On Plato's Terms
The rule of the wise is just, but no picnic.
Jun 5, 2006, Vol. 11, No. 36 • By MARK BLITZ
We can deal with the problem of rhetoric by overcoming our moralism and holding fast to the difference between loving truth and speaking it. We can deal with the problem of "utopianism" by suggesting that the Republic is not a blueprint for action but, rather, a means to examine the limits of justice. It develops extreme versions of practices in which all communities engage: the instability of these extremes shows that political life never can be simply just; the effect is to moderate our most fantastic political hopes and ambitions.
Each community must teach that something special unites its citizens, that its distribution of wealth and position is not random or unfair, that its rulers are able to see what is best, that some types of art and education should be promoted and others disdained, and that common effort must when necessary supplant individual satisfaction. The Republic's stories about citizens' origin and class position, and its attempt to institute perfect breeding, common ownership, and rule by philosophers are extreme ways to meet these needs. The absurdity of these tales, however, the conflict between lives devoted to philosophic examination and to managing political trivia, and the inevitable division between private desire and common good, all show that political life cannot perfectly embody wisdom, just distribution, and devotion to the common good.
Part of Plato's intention in the Republic is to make such political imperfection visible.
Stanley Rosen disputes this interpretation in Plato's Republic: A Study. He labels it "Straussian," while acknowledging his debt to Leo Strauss. Plato would not have elaborated the Republic's institutions so fully or consorted with tyrants in Syracuse had he not believed them to be practically good and hoped to implement them. The source of political extremism is not citizens' desire for a perfect justice that proves unattainable politically, but philosophers' ambitions. Still, Rosen is too much a student of Strauss to believe that we can separate anything Plato writes from its dramatic context. He therefore often backtracks from the more extreme versions of his claim: The Republic is a "daydream" whose source is the philosopher's wish to be a tyrant, but it also recognizes both the danger of implementing this wish and the philosopher's contrary desire not to rule.

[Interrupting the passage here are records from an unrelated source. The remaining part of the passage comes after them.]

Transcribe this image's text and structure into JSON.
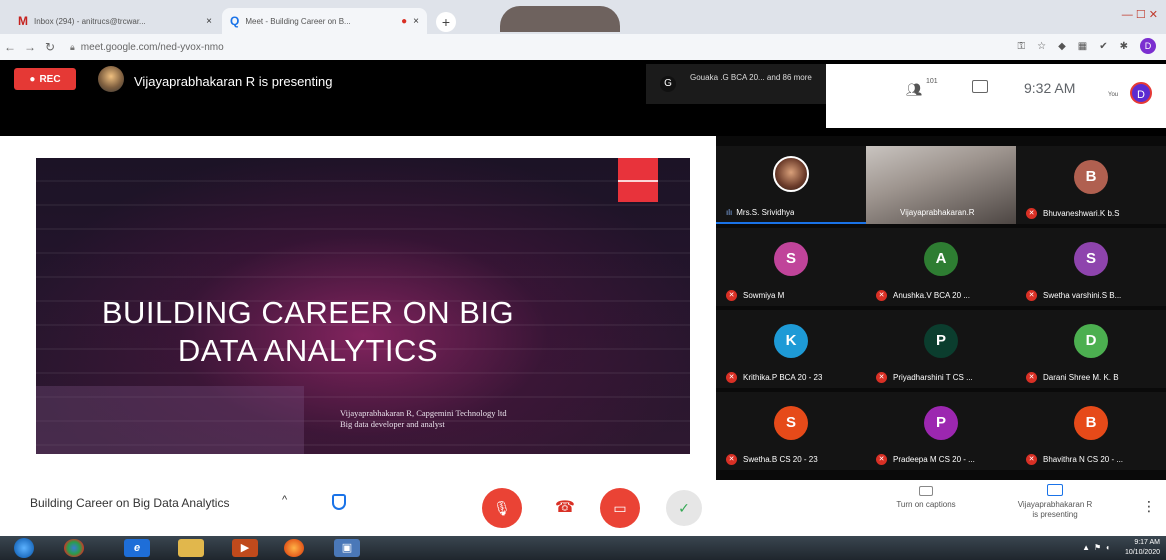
{
  "browser": {
    "tabs": [
      {
        "icon": "M",
        "title": "Inbox (294) - anitrucs@trcwar...",
        "close": "×"
      },
      {
        "icon": "Q",
        "title": "Meet - Building Career on B...",
        "close": "×"
      }
    ],
    "new_tab": "+",
    "url": "meet.google.com/ned-yvox-nmo"
  },
  "meet": {
    "rec_label": "REC",
    "presenting_label": "Vijayaprabhakaran R is presenting",
    "chat_avatar": "G",
    "chat_preview": "Gouaka .G BCA 20... and 86 more",
    "people_count": "101",
    "clock": "9:32 AM",
    "you_label": "You",
    "self_initial": "D"
  },
  "slide": {
    "title_line1": "BUILDING CAREER ON BIG",
    "title_line2": "DATA ANALYTICS",
    "subtitle_line1": "Vijayaprabhakaran R, Capgemini Technology ltd",
    "subtitle_line2": "Big data developer and analyst"
  },
  "participants": [
    {
      "name": "Mrs.S. Srividhya",
      "type": "photo",
      "mic": "wave",
      "active": true
    },
    {
      "name": "Vijayaprabhakaran.R",
      "type": "video",
      "mic": "none"
    },
    {
      "name": "Bhuvaneshwari.K b.S",
      "initial": "B",
      "color": "#b06050",
      "mic": "muted"
    },
    {
      "name": "Sowmiya M",
      "initial": "S",
      "color": "#c0449a",
      "mic": "muted"
    },
    {
      "name": "Anushka.V BCA 20 ...",
      "initial": "A",
      "color": "#2e7d32",
      "mic": "muted"
    },
    {
      "name": "Swetha varshini.S B...",
      "initial": "S",
      "color": "#8e44ad",
      "mic": "muted"
    },
    {
      "name": "Krithika.P BCA 20 - 23",
      "initial": "K",
      "color": "#1e9ad6",
      "mic": "muted"
    },
    {
      "name": "Priyadharshini T CS ...",
      "initial": "P",
      "color": "#0b3d2e",
      "mic": "muted"
    },
    {
      "name": "Darani Shree M. K. B",
      "initial": "D",
      "color": "#4caf50",
      "mic": "muted"
    },
    {
      "name": "Swetha.B CS 20 - 23",
      "initial": "S",
      "color": "#e64a19",
      "mic": "muted"
    },
    {
      "name": "Pradeepa M CS 20 - ...",
      "initial": "P",
      "color": "#9c27b0",
      "mic": "muted"
    },
    {
      "name": "Bhavithra N CS 20 - ...",
      "initial": "B",
      "color": "#e64a19",
      "mic": "muted"
    }
  ],
  "bottom_bar": {
    "meeting_title": "Building Career on Big Data Analytics",
    "caret": "^",
    "captions_label": "Turn on captions",
    "presenting_line1": "Vijayaprabhakaran R",
    "presenting_line2": "is presenting",
    "more": "⋮"
  },
  "taskbar": {
    "time": "9:17 AM",
    "date": "10/10/2020"
  }
}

Rosen's point, finally, is that, although rule of the wise is just, it will not bring happiness.
Rosen's book is a long, detailed, thoughtful discussion of each section of the Republic. It makes arguments in every chapter that are worth pondering. Perhaps surprisingly, however, given Rosen's view of Plato's political purpose, he does not say much about the Republic's political institutions that is not apparent in Strauss, Allan Bloom, and others. Rosen's most intriguing practical arguments concern Plato's failure to uncover the phenomenon of political prudence that is central in Aristotle. Rosen also questions the analogy between the city and the soul around which Plato organizes much of his discussion. Here, however, he does not credit sufficiently the difficulties with the comparison to which Plato himself points.
Rosen's strength is his discussion of Plato's famous "Ideas," and other philosophical subjects. He does not accept arguments that Plato is not serious about the Ideas' existence. He explores their basis in "the everyday act of discerning shapes, patterns, forms, or looks that allow us to distinguish one thing from another." He reminds contemporary thinkers who believe that everything is a matter of what comes into being and passes away that, ultimately, "the absence of formal structure leaves us with nothing to talk about and thus nothing to say."
Rosen illuminates Plato's Ideas by giving a searching and powerful discussion of the meaning of models, paradigms, and examples, for (among other things) Ideas are models. But Rosen so fully splits recognizing an Idea such as justice from judging which actions are just that he claims that knowing what justice is theoretically is useless politically. He arrives at this disjunction only by downplaying ways of connecting ideas and actions that split them less completely: originals and their images, wholes and their parts, aspiration and what satisfies it.
But why should recognizing what, say, courage is not help us to become more courageous, and act more courageously?